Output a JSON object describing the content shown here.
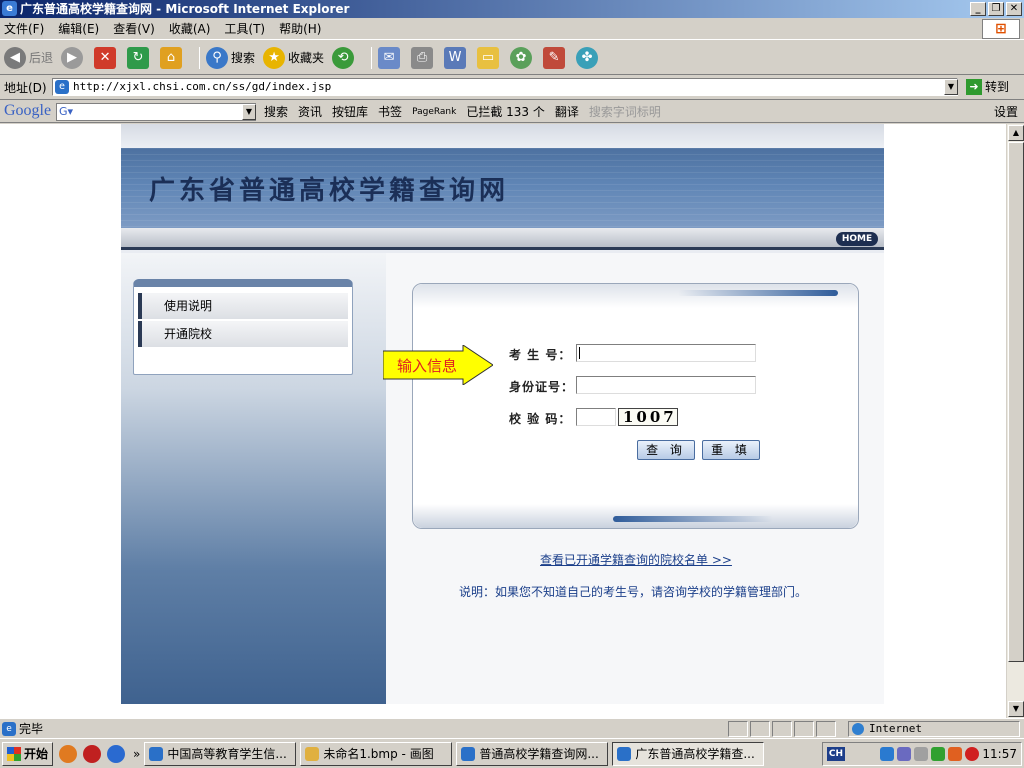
{
  "window": {
    "title": "广东普通高校学籍查询网 - Microsoft Internet Explorer",
    "buttons": [
      "_",
      "❐",
      "✕"
    ]
  },
  "menubar": {
    "items": [
      "文件(F)",
      "编辑(E)",
      "查看(V)",
      "收藏(A)",
      "工具(T)",
      "帮助(H)"
    ]
  },
  "toolbar": {
    "back": "后退",
    "search": "搜索",
    "favorites": "收藏夹"
  },
  "address": {
    "label": "地址(D)",
    "url": "http://xjxl.chsi.com.cn/ss/gd/index.jsp",
    "go": "转到"
  },
  "googlebar": {
    "logo": "Google",
    "search": "搜索",
    "news": "资讯",
    "buttons": "按钮库",
    "bookmarks": "书签",
    "pagerank": "PageRank",
    "blocked": "已拦截 133 个",
    "translate": "翻译",
    "highlight": "搜索字词标明",
    "settings": "设置"
  },
  "site": {
    "title": "广东省普通高校学籍查询网",
    "home": "HOME",
    "menu": [
      "使用说明",
      "开通院校"
    ],
    "callout": "输入信息",
    "form": {
      "candidate_label": "考 生 号：",
      "id_label": "身份证号：",
      "captcha_label": "校 验 码：",
      "captcha_value": "1007",
      "submit": "查 询",
      "reset": "重 填"
    },
    "link": "查看已开通学籍查询的院校名单 >>",
    "note": "说明：如果您不知道自己的考生号，请咨询学校的学籍管理部门。"
  },
  "statusbar": {
    "text": "完毕",
    "zone": "Internet"
  },
  "taskbar": {
    "start": "开始",
    "tasks": [
      "中国高等教育学生信...",
      "未命名1.bmp - 画图",
      "普通高校学籍查询网...",
      "广东普通高校学籍查..."
    ],
    "clock": "11:57",
    "ime": "CH"
  }
}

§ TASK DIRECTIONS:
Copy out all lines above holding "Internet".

§ FINISHED TASK:
    "title": "广东普通高校学籍查询网 - Microsoft Internet Explorer",
    "zone": "Internet"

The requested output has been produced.